Island Opinion Page
It was shocking to watch on television the brutal killing of the leopard in Kilinochchi. It was not acceptable, at all, to any civilized society whatever the circumstances were.
However, I am extremely concerned about the reason why this leopard has run around, attacking villagers indiscriminately. It could well be that the leopard had rabies at the time. (Although the most common animal to get rabies is the dog in our country, any mammal is susceptible to rabies).
Apart from dogs and cats, it is well documented that foxes, leopards, jackals, monkeys etc., in the wild, too, develop rabies. In such situations, these animals enter the villages and attack other animals and people.
I believe the officials involved, must have already referred the people who were attacked by this leopard to have Anti Rabies Vaccination (ARV) and immunoglobulin. In case of wild animal attacks on humans, one must seek medical advice immediately. Villagers must not handle such attacking animals, thereby risking an unnecessary serious exposure to rabies and other diseases. Rabies, once developed is necessarily fatal. It is a risk simply not worth taking.
Therefore, the villagers who were involved in killing the leopard too could be considered high risk cases. Hence, they also may need vaccination against rabies after careful assessment.
If these villagers have not been vaccinated, steps should be taken immediately to give necessary protection (Anti Rabies Vaccination and Immunoglobulin).
PROF ANANDA JAYASINGHE
Department of Community Medicine
Faculty of Medicine, Peradeniya
‘I don’t know; I can’t remember” – A national malady!
At a Presidential Commission of Inquiry a senior politician was unable to satisfactorily explain how he and his family came to occupy a luxury apartment when his residence was being renovated. To many questions by the state attorneys his answers were, “Ï don’t know” or “I can’t remember”.
A few MPs stunned the nation admitting having taken millions of rupees from the master fraudster who has played out the country for billions. Their excuse, “We received these cheques. We can’t remember who gave them. The money was used for the election campaign.”
But when the campaign donations came the election had ended. Perhaps the CID will tell us, whether these donations have been banked, invested in business ventures, or busted in hotels, casinos and massage clinics!

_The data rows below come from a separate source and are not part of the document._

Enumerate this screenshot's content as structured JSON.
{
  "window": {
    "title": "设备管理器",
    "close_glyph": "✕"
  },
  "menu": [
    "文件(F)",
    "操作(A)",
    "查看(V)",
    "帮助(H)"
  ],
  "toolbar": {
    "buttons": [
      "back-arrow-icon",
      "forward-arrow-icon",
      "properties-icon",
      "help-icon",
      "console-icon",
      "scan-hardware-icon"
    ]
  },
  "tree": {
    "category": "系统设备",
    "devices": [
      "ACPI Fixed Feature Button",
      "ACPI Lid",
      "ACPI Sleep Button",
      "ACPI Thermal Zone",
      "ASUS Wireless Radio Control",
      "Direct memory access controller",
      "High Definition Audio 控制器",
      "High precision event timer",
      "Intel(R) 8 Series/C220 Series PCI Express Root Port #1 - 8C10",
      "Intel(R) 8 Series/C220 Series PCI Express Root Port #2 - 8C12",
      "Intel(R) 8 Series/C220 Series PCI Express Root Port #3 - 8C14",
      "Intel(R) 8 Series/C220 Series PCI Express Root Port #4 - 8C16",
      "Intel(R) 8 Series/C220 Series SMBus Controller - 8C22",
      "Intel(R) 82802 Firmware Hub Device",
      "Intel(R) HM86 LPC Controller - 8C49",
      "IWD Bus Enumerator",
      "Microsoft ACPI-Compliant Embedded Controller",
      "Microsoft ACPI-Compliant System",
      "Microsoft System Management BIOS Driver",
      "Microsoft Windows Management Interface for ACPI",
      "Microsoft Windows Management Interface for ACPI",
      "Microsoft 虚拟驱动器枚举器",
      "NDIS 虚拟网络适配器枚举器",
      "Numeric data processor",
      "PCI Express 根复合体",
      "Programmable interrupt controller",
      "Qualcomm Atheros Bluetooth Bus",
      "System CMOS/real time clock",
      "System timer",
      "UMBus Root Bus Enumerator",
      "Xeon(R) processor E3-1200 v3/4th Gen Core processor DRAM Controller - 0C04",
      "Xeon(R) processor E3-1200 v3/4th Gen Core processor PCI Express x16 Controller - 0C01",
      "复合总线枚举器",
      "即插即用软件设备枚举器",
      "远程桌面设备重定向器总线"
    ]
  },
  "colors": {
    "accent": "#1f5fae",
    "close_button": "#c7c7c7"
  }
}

With all this ill-gotten filthy lucre they are bound to vie for ‘post turtle ‘positions once again. These rogues and their leaders can never change. The people have been fooled enough. Let them come. The people have no time to experiment with born again politicians (See letters of Deshapriya Rajapakse and Laksiri Warnakula in The Island of 20th June.)
Unlike politicians who have deservedly earned the condemnation of the nation as abominable rotters, our cricketers have been a much loved breed. Thankfully, many a time they have been able to lift the spirits of this perpetually despairing nation. Politicians and others in positions of power have a lot to learn indeed from Rajeewa Jayaweera’s tribute to cricketing greats Sanga, Murali, Aravinda, Mahanama and Mahela in The Island of 21st June.
But going by the events that overtook the game of cricket itself at the St. Lucia Test Match in the West Indies, one wonders whether our cricketers are beginning to go the way of our politicians. Did not our captain Chandimal sound like an MP when at the ball tampering inquiry he famously admitted very much like a Jayasekera or Senasinghe, “I put something into my mouth”? But I cannot remember what it was”!
Inasmuch as the MPs who received cheques from Perpetual Treasuries do not deserve seats in the August House as Honourable members, Chandimal has forfeited the honour of captaining Sri Lanka.